Review on 1 great book Waking the Tiger, Healing Trauma,
Peter A. Levine’s book, Waking the Tiger, Healing Trauma, is a must-read.
Many people who have suffered tremendous emotional agony (for example, those who have recently lost a loved one, those who live in war-torn countries, those who have been tortured or sexually molested) or physical harm (for example, those who have suffered severe neglect or debilitating injuries) are able to recover completely or nearly completely from their tragedy. While some people recover, others do not and continue to relive the same horrific experiences of morbid fear, anguish, and anxiety for a long period of time after their recovery. These latter groups of people have been traumatized as a result of their negative experiences.
According to Levine and Frederick (1997) in their book “Waking the Tiger: Healing Trauma,” this is a result of bottled-up somatosensory symptoms that emerge after a traumatic event has occurred. According to Levine and Frederick, there are three primary ways in which people respond when confronted with a traumatic experience (1997). Depending on the situation, they can fight (confront the situation), flee (avoid the situation), or freeze (be totally overwhelmed by the predicament to the point of immobility). It is more effective for trauma victims to use the fight or flee strategy after experiencing a traumatic event than it is for victims to freeze in response to shock (Levine & Frederick, 1997). This state of suspended animation and paralysis occurs unintentionally and without the conscious awareness of the individual. During this state of freeze, the victim is unable to go through all of the typical reactions associated with traumatic events (Levine & Frederick, 1997). Because the trapped emotions are not adequately discharged by the victim, they have a negative impact on the traumatized individual.
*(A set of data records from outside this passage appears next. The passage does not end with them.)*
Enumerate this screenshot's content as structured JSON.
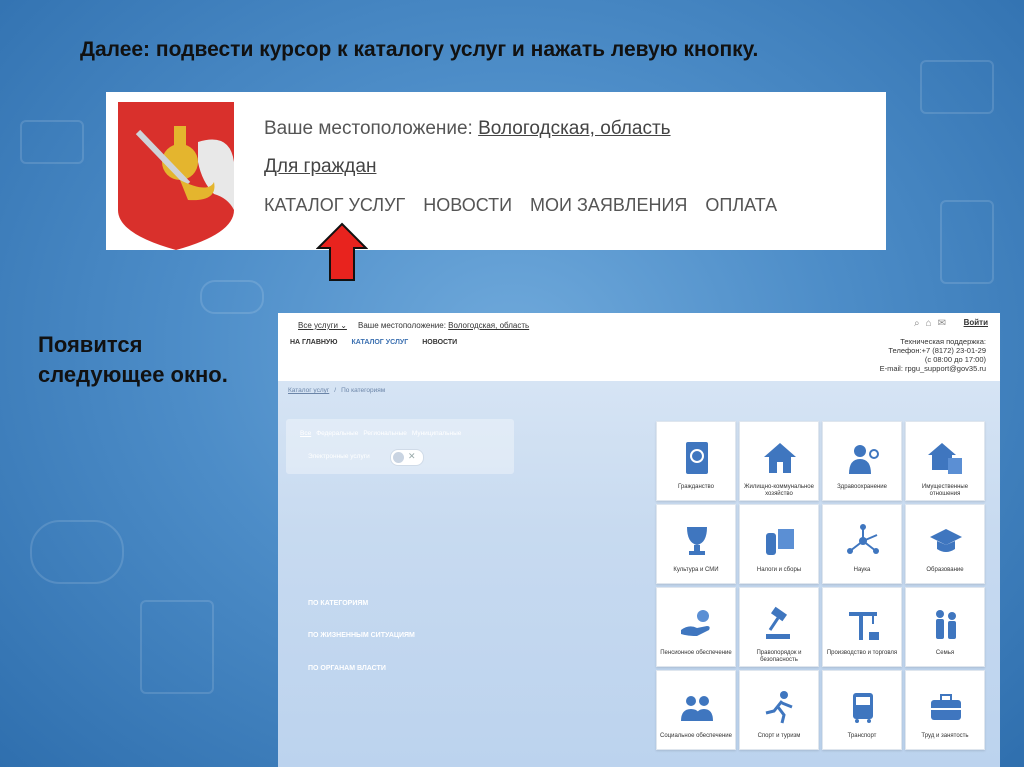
{
  "slide": {
    "title": "Далее: подвести курсор к каталогу услуг и нажать левую кнопку.",
    "note": "Появится следующее окно."
  },
  "top_crop": {
    "location_label": "Ваше местоположение:",
    "location_value": "Вологодская, область",
    "citizens_link": "Для граждан",
    "menu": [
      "КАТАЛОГ УСЛУГ",
      "НОВОСТИ",
      "МОИ ЗАЯВЛЕНИЯ",
      "ОПЛАТА"
    ]
  },
  "screenshot": {
    "header": {
      "all_services": "Все услуги",
      "location_label": "Ваше местоположение:",
      "location_value": "Вологодская, область",
      "login": "Войти",
      "nav": [
        "НА ГЛАВНУЮ",
        "КАТАЛОГ УСЛУГ",
        "НОВОСТИ"
      ],
      "support": "Техническая поддержка:\nТелефон:+7 (8172) 23-01-29\n(с 08:00 до 17:00)\nE-mail: rpgu_support@gov35.ru"
    },
    "breadcrumb": [
      "Каталог услуг",
      "/",
      "По категориям"
    ],
    "filters": [
      "Все",
      "Федеральные",
      "Региональные",
      "Муниципальные"
    ],
    "eservices_label": "Электронные услуги",
    "side_links": [
      "ПО КАТЕГОРИЯМ",
      "ПО ЖИЗНЕННЫМ СИТУАЦИЯМ",
      "ПО ОРГАНАМ ВЛАСТИ"
    ],
    "categories": [
      {
        "label": "Гражданство",
        "icon": "passport-icon"
      },
      {
        "label": "Жилищно-коммунальное хозяйство",
        "icon": "house-icon"
      },
      {
        "label": "Здравоохранение",
        "icon": "doctor-icon"
      },
      {
        "label": "Имущественные отношения",
        "icon": "property-icon"
      },
      {
        "label": "Культура и СМИ",
        "icon": "trophy-icon"
      },
      {
        "label": "Налоги и сборы",
        "icon": "coins-icon"
      },
      {
        "label": "Наука",
        "icon": "molecule-icon"
      },
      {
        "label": "Образование",
        "icon": "graduation-cap-icon"
      },
      {
        "label": "Пенсионное обеспечение",
        "icon": "hand-coin-icon"
      },
      {
        "label": "Правопорядок и безопасность",
        "icon": "gavel-icon"
      },
      {
        "label": "Производство и торговля",
        "icon": "crane-icon"
      },
      {
        "label": "Семья",
        "icon": "family-icon"
      },
      {
        "label": "Социальное обеспечение",
        "icon": "people-icon"
      },
      {
        "label": "Спорт и туризм",
        "icon": "runner-icon"
      },
      {
        "label": "Транспорт",
        "icon": "bus-icon"
      },
      {
        "label": "Труд и занятость",
        "icon": "briefcase-icon"
      }
    ]
  },
  "colors": {
    "accent": "#3a6fb0",
    "icon": "#3f76bf",
    "arrow": "#e8231e"
  }
}
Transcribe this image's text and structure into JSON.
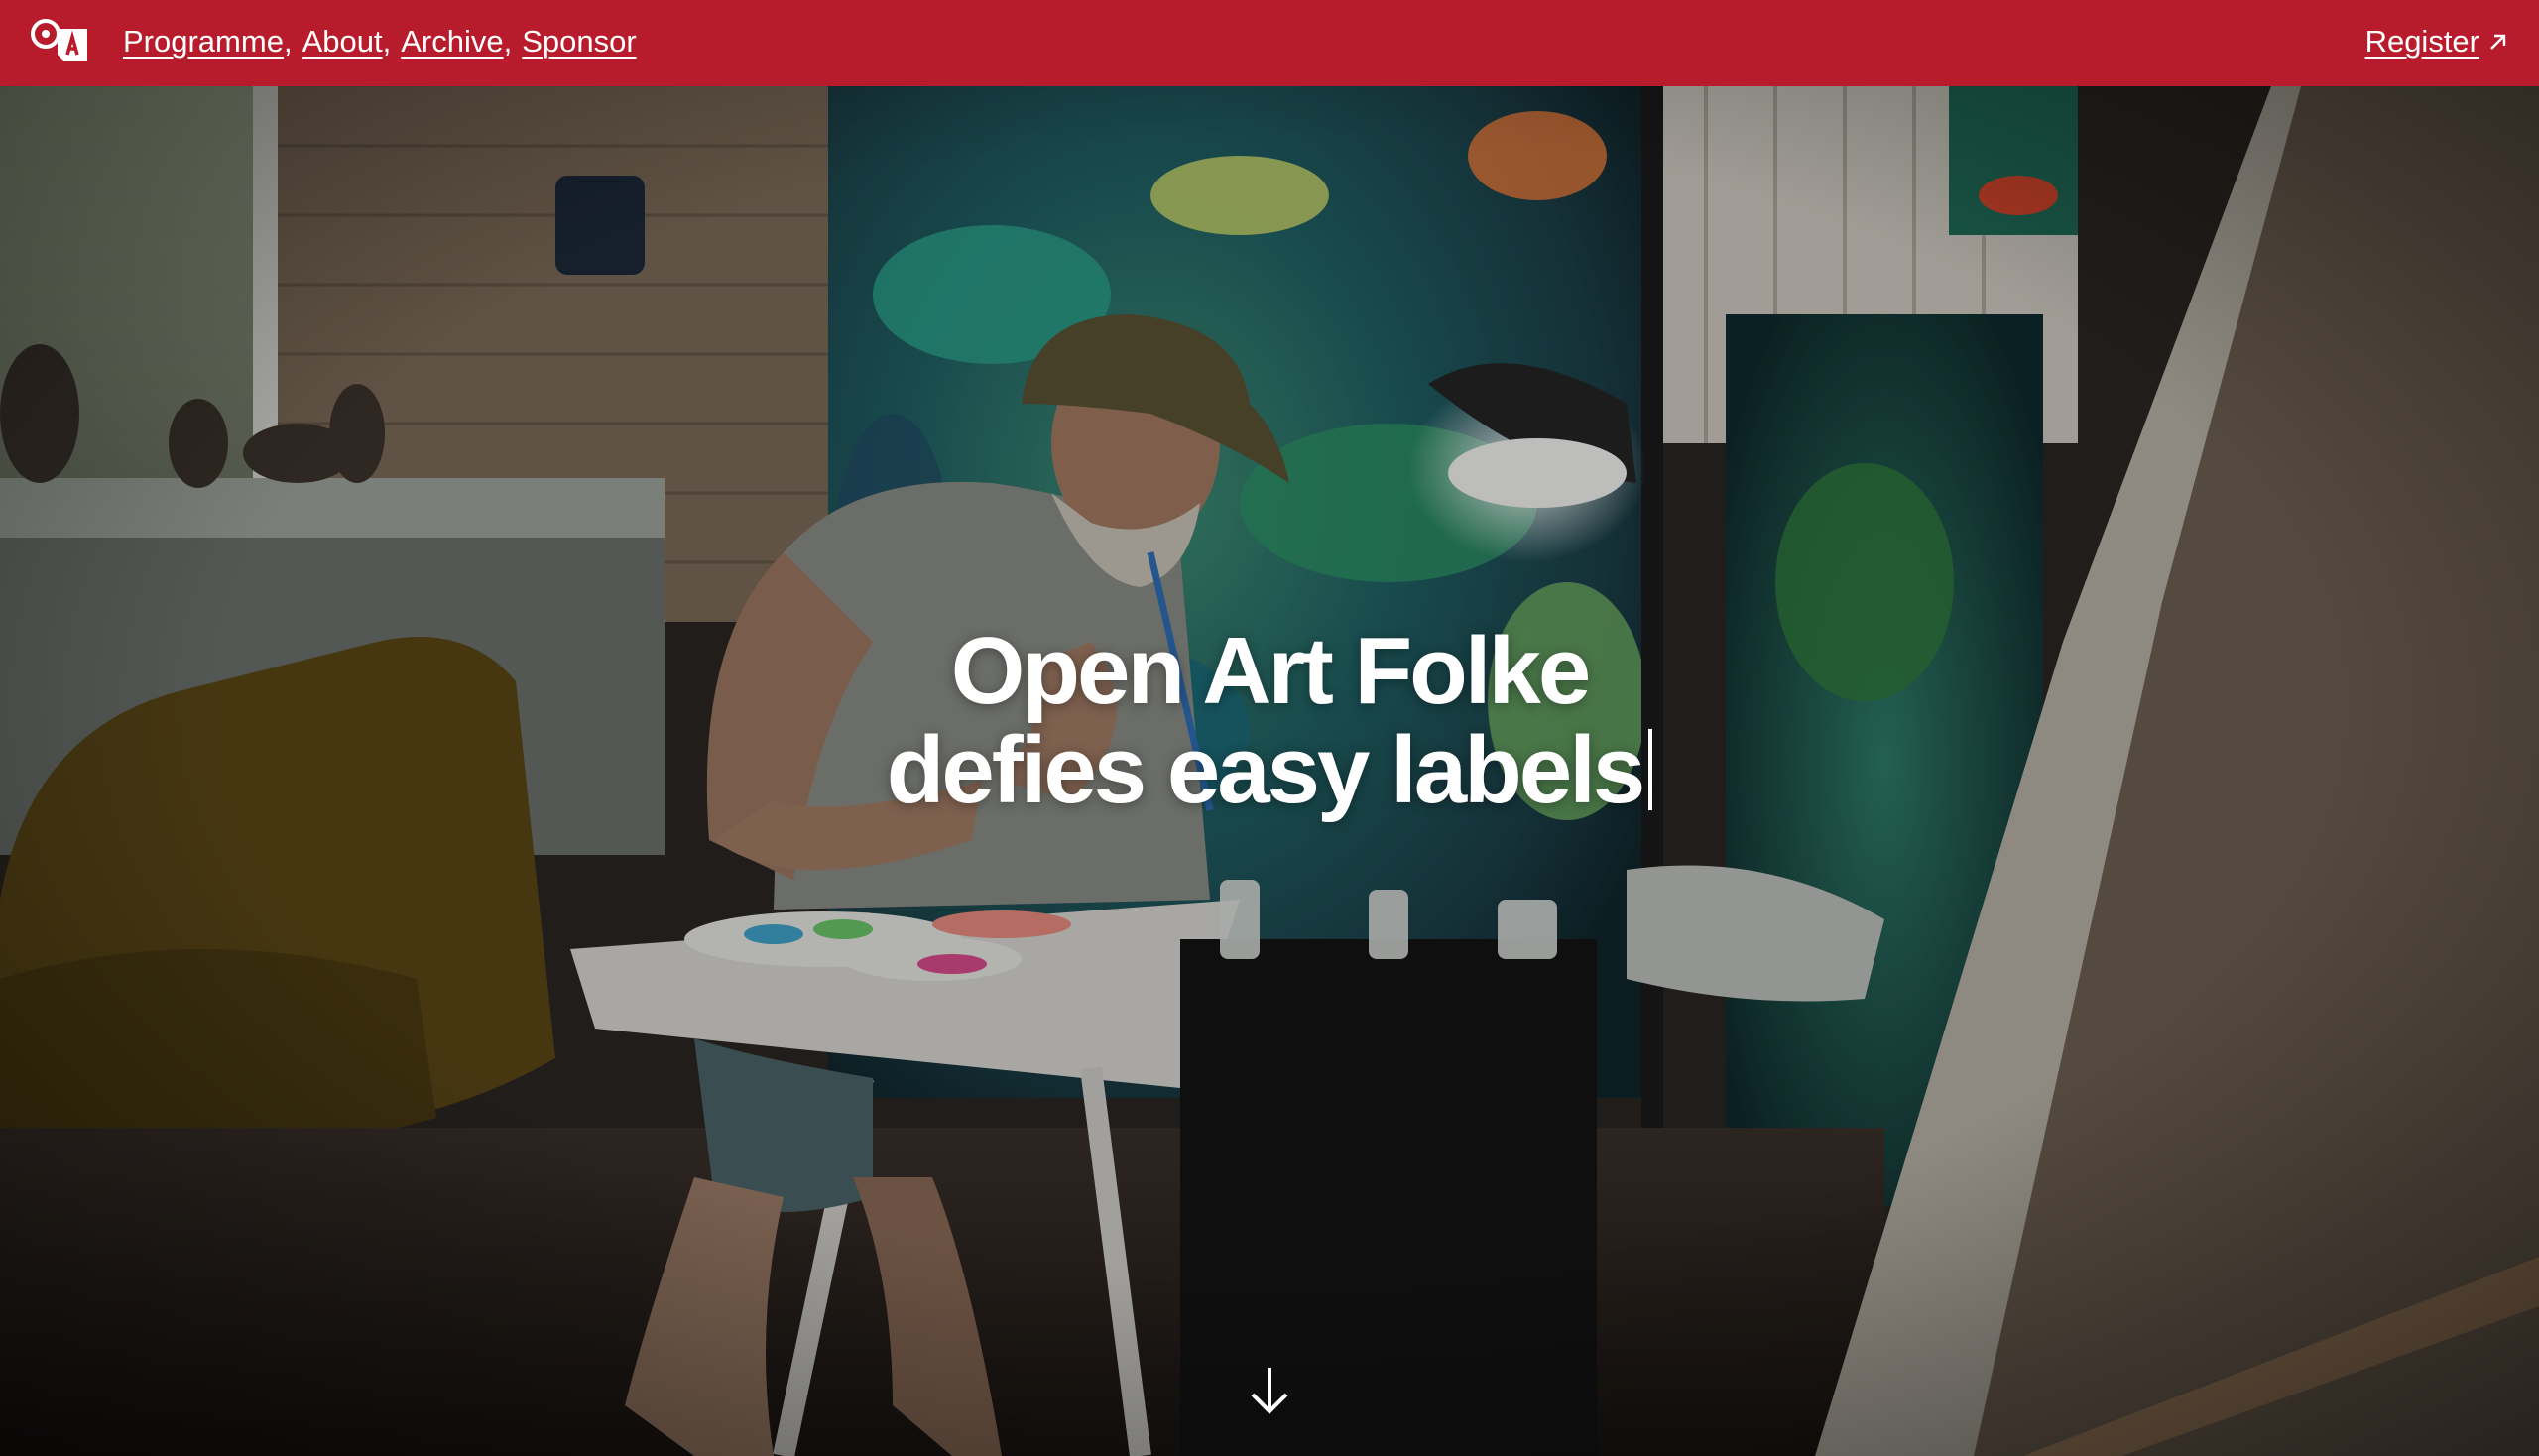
{
  "header": {
    "logo_icon": "open-art-logo-icon",
    "nav": [
      {
        "label": "Programme"
      },
      {
        "label": "About"
      },
      {
        "label": "Archive"
      },
      {
        "label": "Sponsor"
      }
    ],
    "separator": ",",
    "register_label": "Register",
    "register_icon": "arrow-up-right-icon",
    "bar_color": "#b81c2c"
  },
  "hero": {
    "headline_line1": "Open Art Folke",
    "headline_line2": "defies easy labels",
    "scroll_icon": "arrow-down-icon"
  }
}
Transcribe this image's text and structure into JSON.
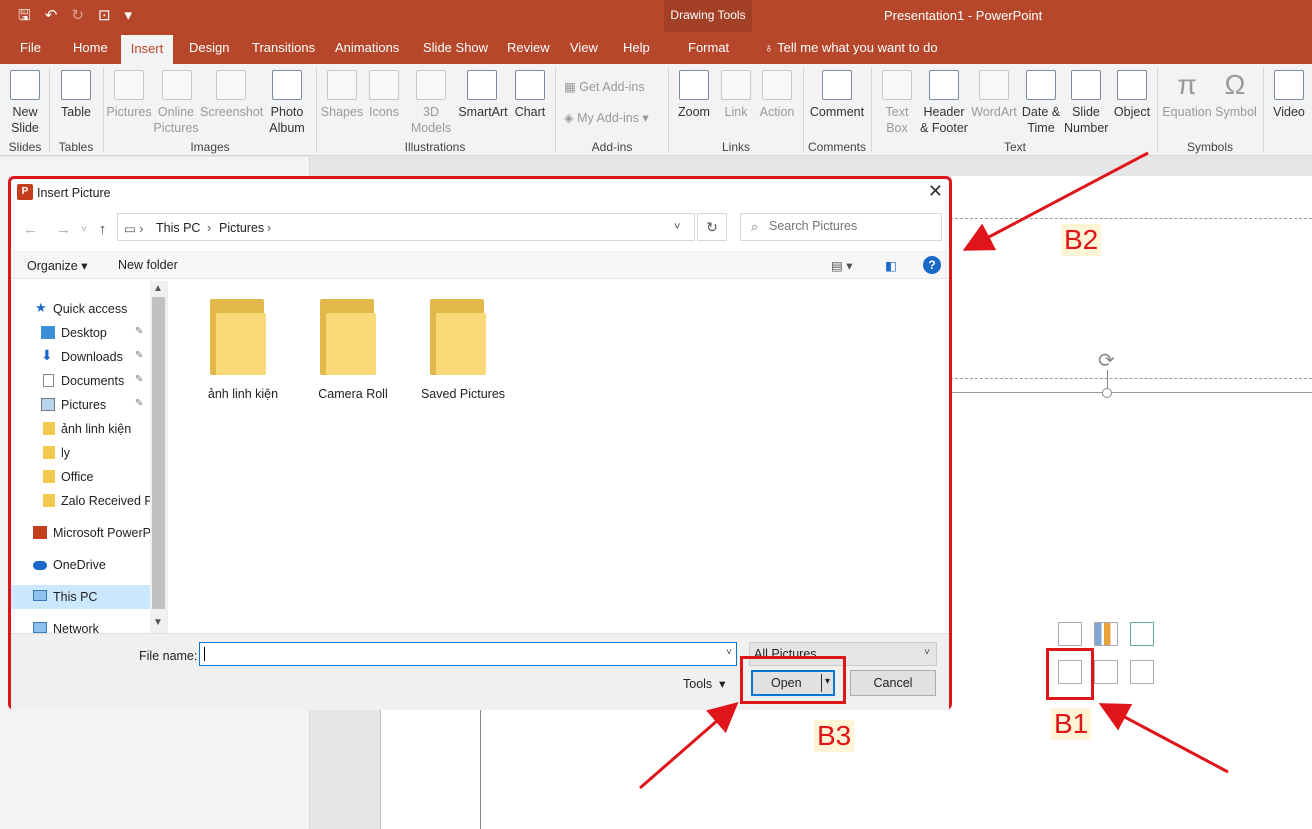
{
  "app": {
    "doc_title": "Presentation1  -  PowerPoint",
    "drawing_tools": "Drawing Tools",
    "qat": {
      "save": "🖫",
      "undo": "↶",
      "redo": "↻",
      "present": "⊡",
      "more": "▾"
    }
  },
  "tabs": [
    "File",
    "Home",
    "Insert",
    "Design",
    "Transitions",
    "Animations",
    "Slide Show",
    "Review",
    "View",
    "Help",
    "Format"
  ],
  "active_tab": "Insert",
  "tell_me": "Tell me what you want to do",
  "ribbon": {
    "new_slide": "New\nSlide",
    "table": "Table",
    "pictures": "Pictures",
    "online_pictures": "Online\nPictures",
    "screenshot": "Screenshot",
    "photo_album": "Photo\nAlbum",
    "shapes": "Shapes",
    "icons": "Icons",
    "models_3d": "3D\nModels",
    "smartart": "SmartArt",
    "chart": "Chart",
    "get_addins": "Get Add-ins",
    "my_addins": "My Add-ins",
    "zoom": "Zoom",
    "link": "Link",
    "action": "Action",
    "comment": "Comment",
    "text_box": "Text\nBox",
    "header_footer": "Header\n& Footer",
    "wordart": "WordArt",
    "date_time": "Date &\nTime",
    "slide_number": "Slide\nNumber",
    "object": "Object",
    "equation": "Equation",
    "symbol": "Symbol",
    "video": "Video",
    "groups": {
      "slides": "Slides",
      "tables": "Tables",
      "images": "Images",
      "illustrations": "Illustrations",
      "addins": "Add-ins",
      "links": "Links",
      "comments": "Comments",
      "text": "Text",
      "symbols": "Symbols"
    }
  },
  "dialog": {
    "title": "Insert Picture",
    "breadcrumb": [
      "This PC",
      "Pictures"
    ],
    "search_placeholder": "Search Pictures",
    "organize": "Organize",
    "new_folder": "New folder",
    "nav": [
      {
        "label": "Quick access",
        "pinned": false
      },
      {
        "label": "Desktop",
        "pinned": true
      },
      {
        "label": "Downloads",
        "pinned": true
      },
      {
        "label": "Documents",
        "pinned": true
      },
      {
        "label": "Pictures",
        "pinned": true
      },
      {
        "label": "ảnh linh kiện",
        "pinned": false
      },
      {
        "label": "ly",
        "pinned": false
      },
      {
        "label": "Office",
        "pinned": false
      },
      {
        "label": "Zalo Received Fi",
        "pinned": false
      },
      {
        "label": "Microsoft PowerP",
        "pinned": false
      },
      {
        "label": "OneDrive",
        "pinned": false
      },
      {
        "label": "This PC",
        "pinned": false
      },
      {
        "label": "Network",
        "pinned": false
      }
    ],
    "folders": [
      "ảnh linh kiện",
      "Camera Roll",
      "Saved Pictures"
    ],
    "file_name_label": "File name:",
    "file_name_value": "",
    "filter": "All Pictures",
    "tools": "Tools",
    "open": "Open",
    "cancel": "Cancel"
  },
  "annotations": {
    "b1": "B1",
    "b2": "B2",
    "b3": "B3"
  },
  "colors": {
    "accent": "#b7472a",
    "highlight": "#e0151a"
  }
}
It is therefore necessary to guide the victim along a path (Experiential Sensation-FELT SENSE) that allows them to perceive and release those trapped emotions in order to resolve the agony. Understanding how animals recover from traumatic experiences led to the development of this approach to healing trauma. (Levine & Frederick 1997). According to Levine and Frederick (1997), confronting agony should be done primarily on an emotional, limbic brain level, rather than solely on a rational, executive brain level, to maximize effectiveness.
Some of Levine and Frederick’s trauma theory is also supported by the polyvagal theory, which suggests that agony has a somatic experiential component that can be felt by the victim. Considering that agony has strong emotional roots, as indicated by the polyvagal theory and the Levine and Frederick (1997) theory, elements of relationship models such as the DIR model can be used in addressing agony. DIR practitioners can begin to appeal, build, and strengthen discovered areas of weakness after determining the victim’s functional emotional development capacity level. This will allow the victim to break free from the shackling phenomena of a past dreadful event. and strengthen discovered areas of weaknesses To regulate traumatized individuals, one of the tools in the DIR toolbox is to calm the individual who has been traumatically traumatized. As a result of a calm mind, agony victims have the opportunity to engage in further emotion regulation and gain an understanding of deep-seated feelings, all of which are necessary for them to begin to break free from their past and begin to achieve new levels of functional capacity.
In addition to the NARM model, which focuses on the mind and suggests that agony is associated with a maladaptation in the victim’s attachment history, there are other agony theories that can be applied. According to the PTSD model, agony victims are attempting to apply to the solutions of their current problems that had previously worked and were appropriate in their situation.
According to my observations, while attachment and agony appear to be at opposite ends of the same emotional spectrum on the surface, it is clear that whereas attachment is almost always positive, with the exception of extreme attachment/dependency, agony is almost always negative until it resolves. A committed practitioner who is willing to learn from their victims and understand their challenges is required for the treatment of agony. This is necessary in order to develop an appropriate management strategy.
In the management of traumatized children and adults, recognizing the signs and symptoms of agony and making timely referrals to an agony specialist, as well as integrating a variety of treatment modalities, would likely yield the best results.